■ WHAT YOU NEED TO DO
The answer should contain all of the records below, each one copied word for word.
########################################
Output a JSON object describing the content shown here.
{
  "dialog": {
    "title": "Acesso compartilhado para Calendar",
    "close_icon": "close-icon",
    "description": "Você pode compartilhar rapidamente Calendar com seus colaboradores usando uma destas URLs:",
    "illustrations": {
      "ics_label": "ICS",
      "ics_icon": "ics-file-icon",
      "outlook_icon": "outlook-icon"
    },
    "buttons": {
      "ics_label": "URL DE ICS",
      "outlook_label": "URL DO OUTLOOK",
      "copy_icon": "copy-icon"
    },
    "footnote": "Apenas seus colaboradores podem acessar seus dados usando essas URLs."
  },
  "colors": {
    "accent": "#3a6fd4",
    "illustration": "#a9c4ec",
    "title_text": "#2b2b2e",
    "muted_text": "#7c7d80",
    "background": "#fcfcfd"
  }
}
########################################
■ ANSWER BELOW
Output a JSON object describing the content shown here.
{
  "dialog": {
    "title": "Acesso compartilhado para Calendar",
    "close_icon": "close-icon",
    "description": "Você pode compartilhar rapidamente Calendar com seus colaboradores usando uma destas URLs:",
    "illustrations": {
      "ics_label": "ICS",
      "ics_icon": "ics-file-icon",
      "outlook_icon": "outlook-icon"
    },
    "buttons": {
      "ics_label": "URL DE ICS",
      "outlook_label": "URL DO OUTLOOK",
      "copy_icon": "copy-icon"
    },
    "footnote": "Apenas seus colaboradores podem acessar seus dados usando essas URLs."
  },
  "colors": {
    "accent": "#3a6fd4",
    "illustration": "#a9c4ec",
    "title_text": "#2b2b2e",
    "muted_text": "#7c7d80",
    "background": "#fcfcfd"
  }
}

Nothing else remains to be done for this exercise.